Terry M. Dexter, 43, Apple Valley, Calif., is scheduled to go to trial Wednesday on charges of aggravated burglary and aggravated assault in the Oct. 9 incident in Layton.Public defender Steve Vanderlinden told Judge Rodney S. Page that Dexter had just submitted a list of seven witnesses, some out of the area, that he may call at the trial.

Vanderlinden asked the court to authorize the hiring of an investigator to interview the witnesses. Page agreed, allowing a $500 budget for the investigator.

Vanderlinden also asked the judge for a formal ruling on Dexter's mental capacity. He has undergone two mental examinations, one through Davis County Mental Health and one at the state hospital in Provo.

Page ruled that Dexter is capable of assisting in his defense and cannot plead not guilty by reason of insanity. The judge said he also is prepared to hear arguments and rule on a motion whether Dexter can be charged with aggravated burglary.

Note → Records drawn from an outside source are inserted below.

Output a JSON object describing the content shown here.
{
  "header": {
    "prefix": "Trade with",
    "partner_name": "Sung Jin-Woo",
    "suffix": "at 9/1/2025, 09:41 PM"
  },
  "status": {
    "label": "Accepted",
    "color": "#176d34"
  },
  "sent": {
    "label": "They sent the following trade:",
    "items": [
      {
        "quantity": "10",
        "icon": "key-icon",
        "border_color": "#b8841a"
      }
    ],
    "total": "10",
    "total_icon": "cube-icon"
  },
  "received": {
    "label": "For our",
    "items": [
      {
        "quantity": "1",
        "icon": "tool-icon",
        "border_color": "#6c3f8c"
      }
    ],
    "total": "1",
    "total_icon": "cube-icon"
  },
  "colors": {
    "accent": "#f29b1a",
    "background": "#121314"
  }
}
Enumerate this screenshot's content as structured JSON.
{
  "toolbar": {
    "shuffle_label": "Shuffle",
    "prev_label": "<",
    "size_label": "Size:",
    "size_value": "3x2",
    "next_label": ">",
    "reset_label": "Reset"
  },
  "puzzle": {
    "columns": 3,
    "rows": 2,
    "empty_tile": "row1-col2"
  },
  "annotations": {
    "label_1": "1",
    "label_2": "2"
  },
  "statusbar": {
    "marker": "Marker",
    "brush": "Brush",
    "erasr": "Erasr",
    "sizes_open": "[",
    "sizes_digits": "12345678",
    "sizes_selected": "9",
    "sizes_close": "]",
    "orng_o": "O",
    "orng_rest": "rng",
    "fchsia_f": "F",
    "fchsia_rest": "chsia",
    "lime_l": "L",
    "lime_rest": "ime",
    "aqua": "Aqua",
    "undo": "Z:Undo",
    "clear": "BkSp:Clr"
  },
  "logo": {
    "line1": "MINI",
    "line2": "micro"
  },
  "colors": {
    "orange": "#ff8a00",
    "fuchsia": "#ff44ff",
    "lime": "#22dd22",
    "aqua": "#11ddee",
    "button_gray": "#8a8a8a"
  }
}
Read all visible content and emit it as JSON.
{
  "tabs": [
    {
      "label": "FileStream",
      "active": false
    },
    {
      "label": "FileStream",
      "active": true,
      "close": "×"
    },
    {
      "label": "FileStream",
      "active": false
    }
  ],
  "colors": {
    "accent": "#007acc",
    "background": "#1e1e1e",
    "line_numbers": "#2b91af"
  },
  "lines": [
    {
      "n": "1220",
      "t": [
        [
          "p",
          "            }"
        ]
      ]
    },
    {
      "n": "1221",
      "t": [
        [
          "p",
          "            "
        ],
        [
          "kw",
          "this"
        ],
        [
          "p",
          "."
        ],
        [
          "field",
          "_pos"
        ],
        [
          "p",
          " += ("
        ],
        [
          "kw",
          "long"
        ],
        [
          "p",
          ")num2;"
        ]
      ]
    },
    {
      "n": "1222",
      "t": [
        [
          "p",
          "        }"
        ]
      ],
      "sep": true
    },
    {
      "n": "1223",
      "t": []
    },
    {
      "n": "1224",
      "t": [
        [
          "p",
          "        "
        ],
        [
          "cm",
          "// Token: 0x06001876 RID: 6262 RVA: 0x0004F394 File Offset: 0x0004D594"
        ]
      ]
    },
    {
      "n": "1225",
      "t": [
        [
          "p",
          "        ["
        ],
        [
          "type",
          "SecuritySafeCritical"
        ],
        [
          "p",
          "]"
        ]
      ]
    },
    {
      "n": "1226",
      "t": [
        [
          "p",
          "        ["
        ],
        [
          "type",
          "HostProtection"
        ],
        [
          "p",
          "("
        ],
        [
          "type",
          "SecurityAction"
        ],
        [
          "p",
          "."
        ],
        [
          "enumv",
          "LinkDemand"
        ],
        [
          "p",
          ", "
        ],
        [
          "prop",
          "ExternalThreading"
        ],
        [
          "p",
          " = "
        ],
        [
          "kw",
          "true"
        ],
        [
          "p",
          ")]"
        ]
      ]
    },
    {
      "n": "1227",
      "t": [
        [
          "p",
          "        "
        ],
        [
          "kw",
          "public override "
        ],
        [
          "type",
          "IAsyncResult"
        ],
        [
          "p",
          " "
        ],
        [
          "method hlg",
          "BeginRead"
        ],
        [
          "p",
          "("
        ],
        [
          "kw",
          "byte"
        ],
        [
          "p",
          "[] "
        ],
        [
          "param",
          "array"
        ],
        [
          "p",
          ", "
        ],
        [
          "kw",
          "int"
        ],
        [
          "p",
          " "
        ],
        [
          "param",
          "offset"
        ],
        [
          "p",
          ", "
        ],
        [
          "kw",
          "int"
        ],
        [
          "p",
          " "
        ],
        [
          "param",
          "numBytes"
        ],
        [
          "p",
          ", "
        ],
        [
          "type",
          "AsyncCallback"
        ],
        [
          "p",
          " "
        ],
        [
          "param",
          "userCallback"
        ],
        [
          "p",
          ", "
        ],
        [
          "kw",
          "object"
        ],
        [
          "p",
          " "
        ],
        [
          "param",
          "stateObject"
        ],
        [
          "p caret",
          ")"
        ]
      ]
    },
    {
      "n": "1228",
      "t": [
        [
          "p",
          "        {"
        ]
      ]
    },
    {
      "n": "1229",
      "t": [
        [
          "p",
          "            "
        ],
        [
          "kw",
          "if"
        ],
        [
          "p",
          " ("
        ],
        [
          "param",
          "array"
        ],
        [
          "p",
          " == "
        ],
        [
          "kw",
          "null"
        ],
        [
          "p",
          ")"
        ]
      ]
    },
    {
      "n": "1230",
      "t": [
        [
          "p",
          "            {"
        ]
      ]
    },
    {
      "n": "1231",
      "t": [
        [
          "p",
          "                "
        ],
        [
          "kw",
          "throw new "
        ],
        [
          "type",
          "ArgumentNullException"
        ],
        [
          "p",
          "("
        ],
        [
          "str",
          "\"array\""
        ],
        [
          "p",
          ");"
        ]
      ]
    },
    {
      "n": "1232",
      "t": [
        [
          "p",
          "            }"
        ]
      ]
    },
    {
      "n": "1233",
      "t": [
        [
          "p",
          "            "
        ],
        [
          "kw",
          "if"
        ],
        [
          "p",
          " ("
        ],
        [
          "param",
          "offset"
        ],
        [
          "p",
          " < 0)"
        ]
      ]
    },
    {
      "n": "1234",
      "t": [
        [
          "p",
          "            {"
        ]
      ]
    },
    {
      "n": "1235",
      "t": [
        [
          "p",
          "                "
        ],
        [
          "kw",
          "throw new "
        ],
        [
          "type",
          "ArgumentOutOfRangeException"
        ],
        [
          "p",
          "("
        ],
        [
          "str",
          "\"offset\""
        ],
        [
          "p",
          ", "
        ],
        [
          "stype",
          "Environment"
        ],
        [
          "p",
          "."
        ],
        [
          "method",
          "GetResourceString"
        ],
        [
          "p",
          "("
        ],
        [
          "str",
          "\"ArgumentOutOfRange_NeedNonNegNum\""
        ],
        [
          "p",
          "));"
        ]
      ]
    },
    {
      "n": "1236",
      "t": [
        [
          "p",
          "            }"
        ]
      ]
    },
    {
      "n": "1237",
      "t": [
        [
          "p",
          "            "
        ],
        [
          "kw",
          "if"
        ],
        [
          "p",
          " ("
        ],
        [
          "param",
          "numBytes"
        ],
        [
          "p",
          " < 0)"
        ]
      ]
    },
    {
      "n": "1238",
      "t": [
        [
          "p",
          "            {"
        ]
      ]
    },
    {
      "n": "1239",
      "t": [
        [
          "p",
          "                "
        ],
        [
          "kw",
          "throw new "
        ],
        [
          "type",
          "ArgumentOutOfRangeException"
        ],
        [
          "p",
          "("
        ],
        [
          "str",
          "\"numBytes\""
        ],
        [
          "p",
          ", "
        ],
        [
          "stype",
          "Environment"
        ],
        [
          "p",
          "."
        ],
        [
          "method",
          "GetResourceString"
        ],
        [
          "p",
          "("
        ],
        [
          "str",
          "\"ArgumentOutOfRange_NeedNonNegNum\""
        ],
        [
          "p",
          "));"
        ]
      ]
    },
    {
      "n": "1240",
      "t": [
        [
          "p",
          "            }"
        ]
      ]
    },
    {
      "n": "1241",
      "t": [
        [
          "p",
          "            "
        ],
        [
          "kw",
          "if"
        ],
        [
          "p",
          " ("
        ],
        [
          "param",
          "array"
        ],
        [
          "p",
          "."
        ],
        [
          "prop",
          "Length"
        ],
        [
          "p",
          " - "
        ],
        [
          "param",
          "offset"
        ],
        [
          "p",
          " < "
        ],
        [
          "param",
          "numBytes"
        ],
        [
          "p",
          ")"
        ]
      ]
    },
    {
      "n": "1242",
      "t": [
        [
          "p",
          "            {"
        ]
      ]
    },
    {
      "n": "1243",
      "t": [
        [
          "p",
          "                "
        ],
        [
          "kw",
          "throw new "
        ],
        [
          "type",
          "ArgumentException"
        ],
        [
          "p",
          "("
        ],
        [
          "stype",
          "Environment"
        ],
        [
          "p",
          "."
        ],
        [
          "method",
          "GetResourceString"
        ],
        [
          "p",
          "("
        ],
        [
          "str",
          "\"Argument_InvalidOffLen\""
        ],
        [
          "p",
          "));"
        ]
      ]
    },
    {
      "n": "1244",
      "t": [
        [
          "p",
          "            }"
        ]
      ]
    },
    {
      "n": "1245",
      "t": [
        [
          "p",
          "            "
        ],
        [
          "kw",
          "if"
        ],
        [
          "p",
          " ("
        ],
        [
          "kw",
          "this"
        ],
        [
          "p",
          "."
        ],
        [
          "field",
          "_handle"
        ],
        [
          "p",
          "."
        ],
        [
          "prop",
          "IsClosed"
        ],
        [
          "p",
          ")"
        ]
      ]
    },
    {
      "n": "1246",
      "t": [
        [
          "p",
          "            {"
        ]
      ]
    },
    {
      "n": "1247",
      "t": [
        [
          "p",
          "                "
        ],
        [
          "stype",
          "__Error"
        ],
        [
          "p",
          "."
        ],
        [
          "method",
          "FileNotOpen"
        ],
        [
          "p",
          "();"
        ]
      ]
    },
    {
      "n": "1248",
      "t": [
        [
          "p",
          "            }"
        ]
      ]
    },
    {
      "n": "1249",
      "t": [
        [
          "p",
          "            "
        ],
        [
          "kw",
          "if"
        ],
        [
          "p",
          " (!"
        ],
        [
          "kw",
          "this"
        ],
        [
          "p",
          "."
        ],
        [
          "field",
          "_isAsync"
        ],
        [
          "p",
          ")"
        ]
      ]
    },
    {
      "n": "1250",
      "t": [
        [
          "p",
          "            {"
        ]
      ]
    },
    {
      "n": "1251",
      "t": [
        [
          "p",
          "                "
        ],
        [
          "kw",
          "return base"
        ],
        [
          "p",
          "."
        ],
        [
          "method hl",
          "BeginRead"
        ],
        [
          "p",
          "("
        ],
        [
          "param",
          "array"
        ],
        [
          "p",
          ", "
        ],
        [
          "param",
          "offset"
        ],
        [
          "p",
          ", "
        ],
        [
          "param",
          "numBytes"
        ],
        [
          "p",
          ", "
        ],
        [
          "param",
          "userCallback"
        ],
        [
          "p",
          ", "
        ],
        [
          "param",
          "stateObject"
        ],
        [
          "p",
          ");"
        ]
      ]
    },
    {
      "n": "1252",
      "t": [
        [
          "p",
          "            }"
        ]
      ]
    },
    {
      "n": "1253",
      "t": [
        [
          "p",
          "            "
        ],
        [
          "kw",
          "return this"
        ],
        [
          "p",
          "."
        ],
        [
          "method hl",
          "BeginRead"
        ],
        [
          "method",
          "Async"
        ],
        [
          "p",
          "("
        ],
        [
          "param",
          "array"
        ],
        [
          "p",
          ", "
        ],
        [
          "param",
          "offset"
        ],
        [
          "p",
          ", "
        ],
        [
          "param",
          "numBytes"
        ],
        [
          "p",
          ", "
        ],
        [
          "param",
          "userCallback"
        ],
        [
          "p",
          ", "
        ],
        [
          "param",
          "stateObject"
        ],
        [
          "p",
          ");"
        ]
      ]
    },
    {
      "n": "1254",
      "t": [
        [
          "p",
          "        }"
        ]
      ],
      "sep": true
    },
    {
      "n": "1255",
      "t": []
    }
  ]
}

Dexter was separated from his wife but not divorced when the incident occurred. The two have since divorced. Vanderlinden said he will raise the issue of whether Dexter legally had access to the home and the aggravated burglary charge should be dropped.

Dexter is charged with breaking into the home the night of Oct. 9, armed with a pistol, and telling his wife he intended to kill her. Two shots were fired, according to police, before the gun jammed.

The woman's son from a previous marriage, armed with a kitchen knife, jumped Dexter and wounded him. Dexter fled and was found a short time later by Layton police.

He was charged with aggravated burglary, a first-degree felony that carries a prison term of five years to life, and aggravated assault, a third-degree felony with a zero-to-five-year prison term. The charge carries a five-year firearm enhancement.

While awaiting trial in the Davis County Jail in December, Dexter was charged with conspiracy to commit murder, also a first-degree felony. Sheriff's detectives said Dexter tried to arrange to have his former wife killed, negotiating a contract with an undercover agent planted in the jail.

Trial on that charge is set for May 1.